Web page and app entries
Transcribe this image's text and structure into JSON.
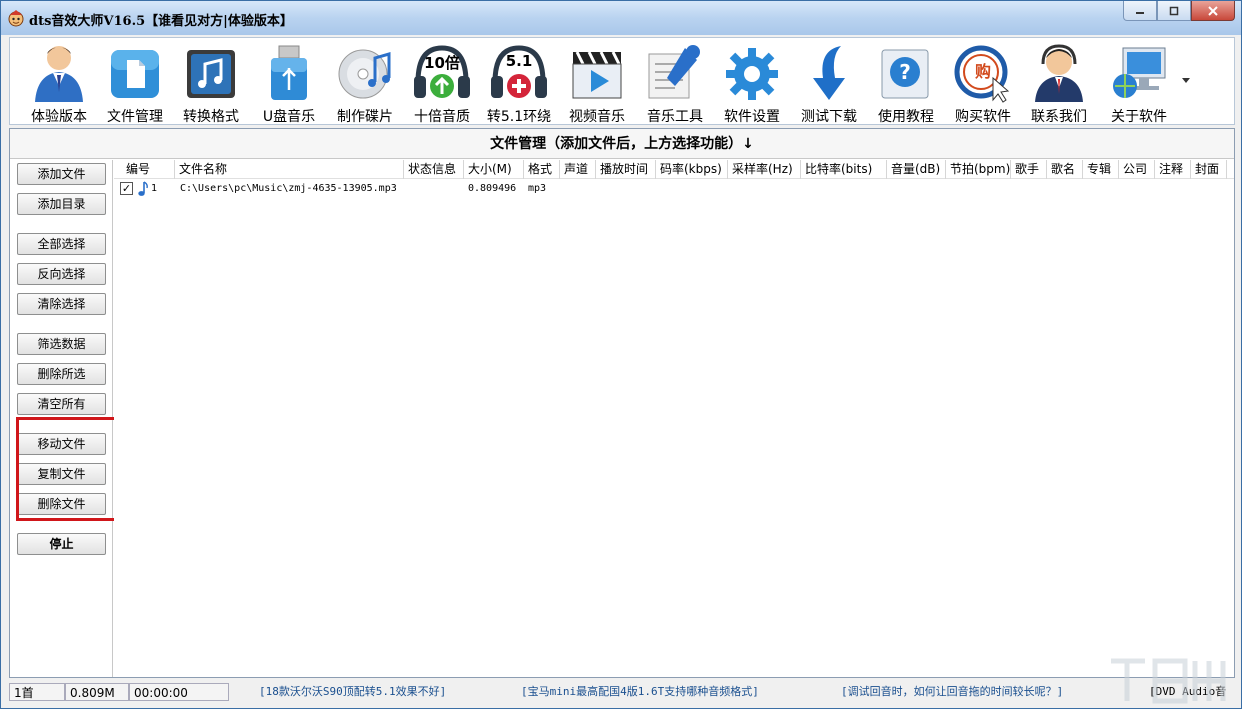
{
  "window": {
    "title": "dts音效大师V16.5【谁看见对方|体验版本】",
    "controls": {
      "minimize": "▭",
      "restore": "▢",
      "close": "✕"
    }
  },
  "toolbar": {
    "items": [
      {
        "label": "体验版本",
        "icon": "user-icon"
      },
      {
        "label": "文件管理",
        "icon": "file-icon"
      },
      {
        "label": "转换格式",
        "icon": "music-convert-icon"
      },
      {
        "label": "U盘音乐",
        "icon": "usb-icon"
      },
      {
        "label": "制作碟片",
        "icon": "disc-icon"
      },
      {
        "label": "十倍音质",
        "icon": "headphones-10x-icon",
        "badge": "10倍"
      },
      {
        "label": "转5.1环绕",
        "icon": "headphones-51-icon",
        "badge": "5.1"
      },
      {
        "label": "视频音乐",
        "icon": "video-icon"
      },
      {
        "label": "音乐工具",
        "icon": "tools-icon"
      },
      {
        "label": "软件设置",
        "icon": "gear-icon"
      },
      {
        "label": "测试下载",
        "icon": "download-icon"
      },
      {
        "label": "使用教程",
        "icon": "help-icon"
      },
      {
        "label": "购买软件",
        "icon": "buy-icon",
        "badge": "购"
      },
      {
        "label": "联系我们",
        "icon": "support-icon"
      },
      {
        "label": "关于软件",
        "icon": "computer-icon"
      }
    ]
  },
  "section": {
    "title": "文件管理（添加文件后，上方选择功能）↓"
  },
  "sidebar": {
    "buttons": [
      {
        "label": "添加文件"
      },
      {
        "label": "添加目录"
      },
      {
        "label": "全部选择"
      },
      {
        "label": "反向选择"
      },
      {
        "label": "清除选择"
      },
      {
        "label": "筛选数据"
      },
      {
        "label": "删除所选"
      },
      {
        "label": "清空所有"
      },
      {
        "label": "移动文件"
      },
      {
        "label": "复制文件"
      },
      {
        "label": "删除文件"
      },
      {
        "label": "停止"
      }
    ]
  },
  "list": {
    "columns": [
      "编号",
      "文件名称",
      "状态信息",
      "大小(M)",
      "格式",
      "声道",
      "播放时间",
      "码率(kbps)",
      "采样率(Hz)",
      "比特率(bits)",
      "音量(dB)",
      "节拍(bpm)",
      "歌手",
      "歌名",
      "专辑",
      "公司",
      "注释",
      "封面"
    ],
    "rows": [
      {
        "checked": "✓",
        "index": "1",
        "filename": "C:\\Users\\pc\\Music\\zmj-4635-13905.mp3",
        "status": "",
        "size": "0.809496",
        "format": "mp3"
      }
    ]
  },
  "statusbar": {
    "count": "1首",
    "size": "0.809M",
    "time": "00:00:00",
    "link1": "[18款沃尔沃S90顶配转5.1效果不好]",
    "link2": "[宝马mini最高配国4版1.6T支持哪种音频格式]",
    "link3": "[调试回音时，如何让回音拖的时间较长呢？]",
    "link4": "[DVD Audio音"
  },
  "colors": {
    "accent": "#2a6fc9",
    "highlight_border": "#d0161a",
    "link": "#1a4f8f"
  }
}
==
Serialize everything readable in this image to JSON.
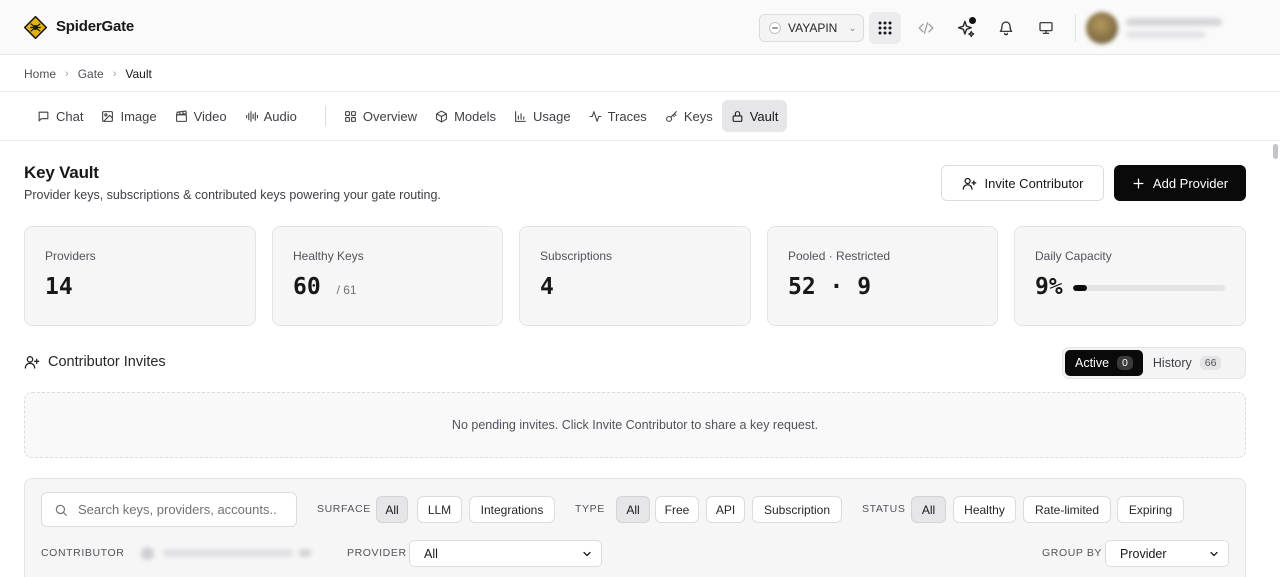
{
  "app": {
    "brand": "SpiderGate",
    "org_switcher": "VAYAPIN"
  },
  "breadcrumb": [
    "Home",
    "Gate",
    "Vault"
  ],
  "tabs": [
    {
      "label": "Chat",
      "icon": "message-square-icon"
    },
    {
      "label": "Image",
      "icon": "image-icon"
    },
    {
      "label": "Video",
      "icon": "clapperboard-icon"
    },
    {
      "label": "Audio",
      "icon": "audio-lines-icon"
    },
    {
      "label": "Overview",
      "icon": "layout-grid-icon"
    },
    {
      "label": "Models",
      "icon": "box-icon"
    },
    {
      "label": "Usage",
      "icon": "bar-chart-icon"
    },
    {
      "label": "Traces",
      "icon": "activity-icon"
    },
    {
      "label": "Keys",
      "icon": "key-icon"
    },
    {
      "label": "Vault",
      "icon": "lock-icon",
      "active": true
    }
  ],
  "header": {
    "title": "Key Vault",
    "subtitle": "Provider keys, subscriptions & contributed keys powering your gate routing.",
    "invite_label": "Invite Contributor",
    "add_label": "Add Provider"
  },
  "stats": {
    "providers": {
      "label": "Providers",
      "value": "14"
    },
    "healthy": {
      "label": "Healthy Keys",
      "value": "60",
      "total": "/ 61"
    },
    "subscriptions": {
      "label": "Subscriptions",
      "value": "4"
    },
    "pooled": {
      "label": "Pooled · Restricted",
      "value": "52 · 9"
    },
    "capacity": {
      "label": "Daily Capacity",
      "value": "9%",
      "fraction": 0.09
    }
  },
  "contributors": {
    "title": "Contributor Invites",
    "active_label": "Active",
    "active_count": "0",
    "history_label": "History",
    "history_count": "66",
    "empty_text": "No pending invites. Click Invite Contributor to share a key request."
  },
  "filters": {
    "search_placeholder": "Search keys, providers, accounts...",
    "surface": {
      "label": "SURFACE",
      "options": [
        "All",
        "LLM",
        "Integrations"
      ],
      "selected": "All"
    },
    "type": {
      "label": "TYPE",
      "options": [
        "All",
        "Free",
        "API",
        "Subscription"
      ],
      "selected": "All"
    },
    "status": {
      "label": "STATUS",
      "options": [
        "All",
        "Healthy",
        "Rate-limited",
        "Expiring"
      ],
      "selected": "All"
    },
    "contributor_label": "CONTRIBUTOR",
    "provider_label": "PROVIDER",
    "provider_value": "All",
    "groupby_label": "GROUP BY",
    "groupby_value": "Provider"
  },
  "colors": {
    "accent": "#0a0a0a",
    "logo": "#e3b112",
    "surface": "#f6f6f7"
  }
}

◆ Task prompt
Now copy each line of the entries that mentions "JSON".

◆ Output for this task
Transcribe this image's text and structure into JSON.
Serialize everything readable in this image to JSON.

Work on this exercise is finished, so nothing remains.